Harig: Putting. It's the main aspect for his struggles this year. He has changed grips, worked with different putters, and brought in Dave Pelz and Dave Stockton for tips. Perhaps it's time to get back to a natural putting stroke without so much analysis. For Mickelson to succeed, he needs to hole more putts.

Maguire: Remembering and forgetting at the same time. It's the rare gift where a golfer can celebrate his great swings but not wallow in the mistakes and miscues. For Mickelson to play well this week at Hoylake, he should channel those emotions from his victory at Muirfield last year and forget just about everything else that's happened on the golf course since then.

O'Connor: Mickelson just needs to see the ball go in the hole early in this tournament.

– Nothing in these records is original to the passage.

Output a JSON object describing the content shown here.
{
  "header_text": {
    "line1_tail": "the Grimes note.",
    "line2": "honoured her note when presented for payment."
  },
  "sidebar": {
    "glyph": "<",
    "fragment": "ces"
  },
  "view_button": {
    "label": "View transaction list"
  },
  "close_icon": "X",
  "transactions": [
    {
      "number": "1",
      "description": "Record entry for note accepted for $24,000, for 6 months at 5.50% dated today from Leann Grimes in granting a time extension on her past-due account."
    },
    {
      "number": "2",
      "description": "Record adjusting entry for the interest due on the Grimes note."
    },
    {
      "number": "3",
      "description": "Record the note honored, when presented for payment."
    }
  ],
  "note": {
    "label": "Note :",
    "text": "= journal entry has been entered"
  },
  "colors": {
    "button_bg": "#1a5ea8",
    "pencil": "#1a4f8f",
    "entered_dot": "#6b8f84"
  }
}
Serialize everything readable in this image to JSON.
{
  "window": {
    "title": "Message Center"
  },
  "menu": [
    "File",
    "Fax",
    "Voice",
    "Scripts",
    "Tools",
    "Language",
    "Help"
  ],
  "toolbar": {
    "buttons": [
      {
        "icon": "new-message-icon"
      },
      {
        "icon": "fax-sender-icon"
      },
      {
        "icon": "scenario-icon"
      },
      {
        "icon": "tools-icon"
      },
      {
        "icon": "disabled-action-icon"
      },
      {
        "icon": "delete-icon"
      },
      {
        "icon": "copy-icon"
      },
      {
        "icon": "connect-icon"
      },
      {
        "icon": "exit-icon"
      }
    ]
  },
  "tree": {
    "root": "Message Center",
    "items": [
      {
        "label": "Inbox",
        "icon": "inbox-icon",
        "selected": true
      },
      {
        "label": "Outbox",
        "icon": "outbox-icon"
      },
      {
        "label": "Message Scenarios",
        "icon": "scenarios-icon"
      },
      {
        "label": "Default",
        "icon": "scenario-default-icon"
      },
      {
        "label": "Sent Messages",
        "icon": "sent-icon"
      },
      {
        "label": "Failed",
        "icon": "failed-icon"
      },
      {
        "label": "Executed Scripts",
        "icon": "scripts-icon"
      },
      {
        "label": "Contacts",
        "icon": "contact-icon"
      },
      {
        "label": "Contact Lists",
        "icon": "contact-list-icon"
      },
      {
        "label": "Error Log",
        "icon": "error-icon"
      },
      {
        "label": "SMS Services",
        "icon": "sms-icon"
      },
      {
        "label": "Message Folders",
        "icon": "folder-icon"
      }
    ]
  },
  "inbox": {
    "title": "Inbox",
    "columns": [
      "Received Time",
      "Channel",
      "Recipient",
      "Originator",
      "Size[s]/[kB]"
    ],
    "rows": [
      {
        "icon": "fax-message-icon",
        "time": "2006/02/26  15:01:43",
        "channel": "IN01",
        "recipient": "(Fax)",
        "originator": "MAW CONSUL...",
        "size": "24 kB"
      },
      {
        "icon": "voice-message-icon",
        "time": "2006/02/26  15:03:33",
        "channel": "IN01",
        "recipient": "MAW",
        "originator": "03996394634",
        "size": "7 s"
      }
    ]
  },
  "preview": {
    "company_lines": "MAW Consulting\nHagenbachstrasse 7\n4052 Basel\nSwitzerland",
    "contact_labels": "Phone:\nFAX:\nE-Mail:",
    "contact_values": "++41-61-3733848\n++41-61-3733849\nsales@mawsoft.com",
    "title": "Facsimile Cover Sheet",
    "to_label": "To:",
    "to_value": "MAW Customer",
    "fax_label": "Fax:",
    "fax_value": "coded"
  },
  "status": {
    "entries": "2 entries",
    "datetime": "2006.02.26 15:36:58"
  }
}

He'll need to make some putts Thursday to regain some confidence, and to summon some of that Muirfield muscle memory.

Wojciechowski: That's easy: his putting. He was a putting mess at the U.S. Open, changing grips in the middle of the round. If he figures it out, he's an instant threat.

3. Which 2014 major winner has the better shot to win this week, Bubba Watson or Martin Kaymer?

Collins: Kaymer. He never makes excuses or complains about the courses. And having played the European Tour, any weather conditions won't faze him.

Evans: Even if he doesn't fully believe it, Watson has the shot-making ability and imagination to win on a links course. Kaymer is hot right now after the U.S. Open win at Pinehurst, but I like Bubba's chances better at Hoylake.

Harig: Watson. Kaymer appears a bit out of sorts, having posted a couple of lackluster results after winning the U.S. Open. Watson, meanwhile, might just prosper at Hoylake if he can figure out a good strategy to steer clear of the fairway bunkers.

Maguire: Kaymer. Even though the German has struggled since his U.S. Open triumph, links golf can get into your head pretty quickly. Watson tends to have rabbit ears, hearing everything around him. That kind of a mental game doesn't bode well when perfectly struck shots can turn into double-bogeys because of a bad bounce here or there.

O'Connor: Kaymer. He's rock solid right now, and who knows what you're going to get with Bubba? If Kaymer wins his second straight major, sandwiched around Germany's World Cup title, what a month that would be for his country.

Wojciechowski: I'll go with Kaymer, although neither player has teed it up at Hoylake for an Open Championship. I think Kaymer's game is better suited to links golf. Of the two, he at least has a top-10 finish at an Open (T-7 in 2010). But if anybody has the club speed to hack it out of the rough here, it will be Bubba.

4. Give us an under-the-radar player to watch for this week at the Open Championship.

Collins: Mikko Ilonen. He got a win less than a month ago at the Irish Open and has been playing solid golf all year, having missed only one cut in 13 starts. I have a feeling I'll be kicking myself for not having him in my top 25 list.

Evans: Thomas Bjorn has four top-10s in the Open Championship, including two seconds. In 2003, Bjorn had a 2-shot lead with three holes to play at Royal St. George's before a double-bogey at the 16th hole cost him the tournament. At 26th in the world ranking, the 43-year-old Dane has five worldwide top-10s on the year, including a tie for eighth at the Masters.

Harig: Angel Cabrera. The two-time major winner seems to prosper in the big events, and he recently added to his victory total in a regular PGA Tour event, suggesting his game is in good shape.

Maguire: Rickie Fowler. His best finish in an Open Championship is T-5 in 2011, but he handled the brutal conditions that year at Royal St. George's with great aplomb. And it doesn't hurt he works with Butch Harmon, the teacher of the reigning Champion Golfer of the Year, Phil Mickelson.

O'Connor: Erik Compton. Why not? If a guy working on his third heart can place second at the U.S. Open, who says he can't place first at the Open Championship?

Wojciechowski: I'll give you two: Hideki Matsuyama and Jamie Donaldson. Matsuyama finished T-6 at last year's Open and Donaldson T-32. They have three Open appearances between the two of them, but I like the way they're trending.